However, regardless of the author`s self-confidence, she apprehended sharp criticism on the part of men. For example, in the poem “Prologue” she accentuated the nature of Puritanical background. Regardless of the fact that Anne Bradstreet considers herself equal to male poets, she was still enforced to remain humble and submissive (Bercovitch). The line “For my mean pen” (Bradstreet) emphasized that Bradstreet had a capability of writing about manly ideas such as war and politics. Nevertheless, she claimed that her gender did not allow her to write about the significant events that male writers were usually concerned with, including “wars, of captains, and of kings, of cities founded, commonwealths begun” (Bradstreet). Anne Bradstreet throughout “The Prologue” managed to justify herself as a writer that was worth respecting. Nevertheless, all her protests were gentle and careful in order not to draw criticism.

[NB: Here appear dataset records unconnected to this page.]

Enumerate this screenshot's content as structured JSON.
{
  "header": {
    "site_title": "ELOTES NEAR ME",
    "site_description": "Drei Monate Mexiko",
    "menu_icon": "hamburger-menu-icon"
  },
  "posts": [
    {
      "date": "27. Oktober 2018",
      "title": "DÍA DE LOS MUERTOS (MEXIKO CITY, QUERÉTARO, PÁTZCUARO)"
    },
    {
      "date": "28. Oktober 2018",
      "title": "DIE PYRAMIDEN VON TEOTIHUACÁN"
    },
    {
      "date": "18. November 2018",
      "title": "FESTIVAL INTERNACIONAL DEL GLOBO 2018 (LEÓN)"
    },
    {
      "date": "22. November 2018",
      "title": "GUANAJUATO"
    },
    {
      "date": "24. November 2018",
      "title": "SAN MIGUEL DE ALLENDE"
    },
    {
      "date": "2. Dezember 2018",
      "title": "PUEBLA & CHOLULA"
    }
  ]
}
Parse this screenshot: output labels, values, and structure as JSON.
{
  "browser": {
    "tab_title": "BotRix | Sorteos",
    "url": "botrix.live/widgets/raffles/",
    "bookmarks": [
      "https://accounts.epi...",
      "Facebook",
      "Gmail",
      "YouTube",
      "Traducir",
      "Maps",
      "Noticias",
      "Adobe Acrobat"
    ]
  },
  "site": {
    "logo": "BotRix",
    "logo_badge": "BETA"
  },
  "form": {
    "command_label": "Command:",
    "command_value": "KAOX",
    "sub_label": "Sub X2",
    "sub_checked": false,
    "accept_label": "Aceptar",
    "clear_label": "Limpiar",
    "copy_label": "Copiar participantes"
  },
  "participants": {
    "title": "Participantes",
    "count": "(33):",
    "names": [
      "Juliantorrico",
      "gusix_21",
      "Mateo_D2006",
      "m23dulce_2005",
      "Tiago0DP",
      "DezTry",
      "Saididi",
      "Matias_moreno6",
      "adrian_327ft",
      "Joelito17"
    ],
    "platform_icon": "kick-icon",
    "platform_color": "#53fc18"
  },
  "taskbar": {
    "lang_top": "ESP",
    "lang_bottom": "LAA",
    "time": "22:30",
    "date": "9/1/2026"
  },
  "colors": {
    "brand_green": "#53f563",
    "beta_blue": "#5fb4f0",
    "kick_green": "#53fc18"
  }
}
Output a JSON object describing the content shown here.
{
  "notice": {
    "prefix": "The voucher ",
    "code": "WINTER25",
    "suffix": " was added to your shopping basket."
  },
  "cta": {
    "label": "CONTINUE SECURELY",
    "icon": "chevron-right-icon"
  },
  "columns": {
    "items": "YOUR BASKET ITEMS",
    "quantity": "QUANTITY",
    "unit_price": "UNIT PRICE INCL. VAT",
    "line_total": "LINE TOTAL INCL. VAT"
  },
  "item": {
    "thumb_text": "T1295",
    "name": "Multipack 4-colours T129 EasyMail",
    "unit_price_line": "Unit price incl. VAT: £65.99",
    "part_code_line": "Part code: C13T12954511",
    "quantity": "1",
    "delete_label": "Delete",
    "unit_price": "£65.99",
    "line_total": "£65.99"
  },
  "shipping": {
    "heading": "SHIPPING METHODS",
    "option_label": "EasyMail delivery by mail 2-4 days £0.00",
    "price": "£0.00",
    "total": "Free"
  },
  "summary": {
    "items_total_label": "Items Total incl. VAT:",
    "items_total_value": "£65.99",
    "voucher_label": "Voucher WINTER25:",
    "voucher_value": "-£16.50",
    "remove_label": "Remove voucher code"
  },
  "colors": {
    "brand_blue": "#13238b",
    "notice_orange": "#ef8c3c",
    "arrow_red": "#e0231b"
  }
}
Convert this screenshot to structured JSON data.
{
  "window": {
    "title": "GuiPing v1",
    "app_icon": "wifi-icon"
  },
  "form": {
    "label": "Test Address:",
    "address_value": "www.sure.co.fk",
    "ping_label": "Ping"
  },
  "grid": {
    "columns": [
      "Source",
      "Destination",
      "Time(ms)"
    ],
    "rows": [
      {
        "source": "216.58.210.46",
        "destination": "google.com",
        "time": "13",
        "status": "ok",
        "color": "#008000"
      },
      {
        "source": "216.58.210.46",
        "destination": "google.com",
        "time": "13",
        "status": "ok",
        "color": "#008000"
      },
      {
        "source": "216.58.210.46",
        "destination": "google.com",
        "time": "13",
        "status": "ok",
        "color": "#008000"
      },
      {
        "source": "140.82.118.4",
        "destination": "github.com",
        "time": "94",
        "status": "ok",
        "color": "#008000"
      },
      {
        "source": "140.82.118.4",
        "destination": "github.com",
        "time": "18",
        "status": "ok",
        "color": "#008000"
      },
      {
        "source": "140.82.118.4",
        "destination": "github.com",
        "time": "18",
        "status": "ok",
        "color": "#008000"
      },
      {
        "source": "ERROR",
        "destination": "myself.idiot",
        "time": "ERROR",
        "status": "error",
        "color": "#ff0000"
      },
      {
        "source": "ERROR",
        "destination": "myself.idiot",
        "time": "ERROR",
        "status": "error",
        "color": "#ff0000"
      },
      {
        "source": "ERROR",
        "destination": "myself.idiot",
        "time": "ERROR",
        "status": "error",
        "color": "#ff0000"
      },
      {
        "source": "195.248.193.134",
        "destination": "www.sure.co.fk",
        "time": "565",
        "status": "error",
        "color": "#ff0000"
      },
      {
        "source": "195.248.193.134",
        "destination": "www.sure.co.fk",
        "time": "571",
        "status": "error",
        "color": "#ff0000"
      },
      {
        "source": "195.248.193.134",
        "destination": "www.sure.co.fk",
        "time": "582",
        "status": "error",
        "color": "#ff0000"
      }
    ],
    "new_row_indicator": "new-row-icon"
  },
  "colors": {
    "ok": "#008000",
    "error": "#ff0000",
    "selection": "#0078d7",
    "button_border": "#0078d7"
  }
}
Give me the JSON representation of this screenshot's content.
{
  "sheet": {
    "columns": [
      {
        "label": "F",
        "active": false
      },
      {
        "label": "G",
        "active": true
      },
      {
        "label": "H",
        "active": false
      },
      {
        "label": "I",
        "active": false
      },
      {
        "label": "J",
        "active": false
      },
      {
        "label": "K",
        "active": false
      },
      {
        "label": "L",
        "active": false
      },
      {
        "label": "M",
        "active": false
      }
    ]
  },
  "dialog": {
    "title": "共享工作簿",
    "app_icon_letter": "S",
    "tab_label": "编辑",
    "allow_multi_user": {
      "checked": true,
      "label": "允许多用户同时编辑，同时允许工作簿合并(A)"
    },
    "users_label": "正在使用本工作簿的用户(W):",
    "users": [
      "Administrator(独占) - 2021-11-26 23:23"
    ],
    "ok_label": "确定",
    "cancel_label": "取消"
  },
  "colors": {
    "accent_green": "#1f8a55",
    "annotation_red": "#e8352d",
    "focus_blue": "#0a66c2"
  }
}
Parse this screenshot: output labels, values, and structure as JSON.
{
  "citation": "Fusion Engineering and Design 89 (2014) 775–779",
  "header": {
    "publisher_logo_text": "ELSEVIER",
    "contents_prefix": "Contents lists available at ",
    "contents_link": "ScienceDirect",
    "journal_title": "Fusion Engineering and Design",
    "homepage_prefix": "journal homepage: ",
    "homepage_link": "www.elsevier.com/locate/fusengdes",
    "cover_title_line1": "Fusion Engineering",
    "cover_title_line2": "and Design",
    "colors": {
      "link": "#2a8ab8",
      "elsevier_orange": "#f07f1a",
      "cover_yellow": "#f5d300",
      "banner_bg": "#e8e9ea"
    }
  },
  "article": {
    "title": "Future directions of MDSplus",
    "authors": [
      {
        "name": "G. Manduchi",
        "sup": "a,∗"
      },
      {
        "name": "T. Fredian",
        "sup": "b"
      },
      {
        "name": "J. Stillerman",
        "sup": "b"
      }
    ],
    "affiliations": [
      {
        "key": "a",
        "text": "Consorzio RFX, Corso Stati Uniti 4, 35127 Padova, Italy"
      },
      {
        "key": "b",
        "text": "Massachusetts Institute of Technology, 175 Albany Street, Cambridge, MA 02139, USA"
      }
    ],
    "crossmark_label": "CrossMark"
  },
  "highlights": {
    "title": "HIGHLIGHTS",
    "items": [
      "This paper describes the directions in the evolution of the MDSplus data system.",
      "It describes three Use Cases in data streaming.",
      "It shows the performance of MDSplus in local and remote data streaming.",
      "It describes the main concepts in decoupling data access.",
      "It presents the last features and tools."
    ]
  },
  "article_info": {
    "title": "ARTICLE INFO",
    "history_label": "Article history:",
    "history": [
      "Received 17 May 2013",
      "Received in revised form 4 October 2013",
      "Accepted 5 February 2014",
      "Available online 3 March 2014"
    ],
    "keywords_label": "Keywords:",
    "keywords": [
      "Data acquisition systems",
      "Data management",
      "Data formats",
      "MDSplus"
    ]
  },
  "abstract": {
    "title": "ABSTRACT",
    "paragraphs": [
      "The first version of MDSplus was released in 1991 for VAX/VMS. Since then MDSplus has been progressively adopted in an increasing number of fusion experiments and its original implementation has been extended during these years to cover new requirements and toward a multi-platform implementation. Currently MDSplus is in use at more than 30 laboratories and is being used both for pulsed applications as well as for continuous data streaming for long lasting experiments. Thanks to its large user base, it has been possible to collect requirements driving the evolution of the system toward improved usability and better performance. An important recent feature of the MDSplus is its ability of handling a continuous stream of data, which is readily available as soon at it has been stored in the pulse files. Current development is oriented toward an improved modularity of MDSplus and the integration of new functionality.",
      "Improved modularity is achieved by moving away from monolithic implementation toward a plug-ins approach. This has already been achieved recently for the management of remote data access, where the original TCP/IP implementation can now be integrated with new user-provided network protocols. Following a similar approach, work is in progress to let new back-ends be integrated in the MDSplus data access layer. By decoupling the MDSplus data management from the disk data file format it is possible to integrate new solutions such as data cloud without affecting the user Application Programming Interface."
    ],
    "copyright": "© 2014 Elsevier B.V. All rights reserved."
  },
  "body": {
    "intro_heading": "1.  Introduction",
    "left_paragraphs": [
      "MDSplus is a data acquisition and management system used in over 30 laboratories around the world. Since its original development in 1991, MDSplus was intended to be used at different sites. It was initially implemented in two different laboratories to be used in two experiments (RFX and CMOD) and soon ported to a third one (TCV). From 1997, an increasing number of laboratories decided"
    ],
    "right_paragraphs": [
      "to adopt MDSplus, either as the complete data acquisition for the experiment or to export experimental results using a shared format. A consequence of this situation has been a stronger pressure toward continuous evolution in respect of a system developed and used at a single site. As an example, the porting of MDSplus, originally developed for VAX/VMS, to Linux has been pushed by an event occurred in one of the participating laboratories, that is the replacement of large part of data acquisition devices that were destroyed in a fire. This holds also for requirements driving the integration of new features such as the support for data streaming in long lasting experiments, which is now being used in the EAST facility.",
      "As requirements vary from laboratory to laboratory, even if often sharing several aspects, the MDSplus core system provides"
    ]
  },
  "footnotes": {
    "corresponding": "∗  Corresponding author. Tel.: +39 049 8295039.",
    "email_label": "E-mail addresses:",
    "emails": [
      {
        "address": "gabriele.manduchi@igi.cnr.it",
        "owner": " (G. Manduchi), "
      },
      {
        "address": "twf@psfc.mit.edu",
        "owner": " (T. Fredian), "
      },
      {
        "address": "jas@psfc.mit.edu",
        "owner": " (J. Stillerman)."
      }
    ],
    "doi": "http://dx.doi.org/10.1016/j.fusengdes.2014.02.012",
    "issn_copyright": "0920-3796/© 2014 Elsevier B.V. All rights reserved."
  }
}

In conclusion, it is necessary to say that Anne Bradstreet in her works provided a detailed description of Puritan women`s lives. Obviously, Puritan women were concerned in family life and childbearing. They treated their husband as the God`s gift and strived for supporting them in every possible way. Puritan women were obedient and never opposed their husbands. The everyday life of the women was penetrated with the beliefs of Puritanism. Women cherished their children, considering them the blessing and honor. Although Puritan women were dedicated to their families by their own choice, they still suffered from inequality of rights and freedoms. In most cases, women were believed to have mild sense and body; nonetheless, they were equal in front of God. Anne Bradstreet represented the upper social class and, therefore, had more privileges, including education and in-depth knowledge on various subjects. Having more advantages, she strived for gender equality in the society
Bercovitch, Sacvan. The Cambridge History of American Literature. Cambridge: Cambridge University Press, 1994. Print
Bradstreet, Anne. Poems. Classic Poetry Series. 2005. PDF.
Brecher, Adam. A Woman Not Fit for Our Society: Social Order, Gender and Authority in Late 17th-Century”. Berkeley: University of California Press, 2001. Print
“Gender, Race, and Class in the Colonial Era.” 2010. PDF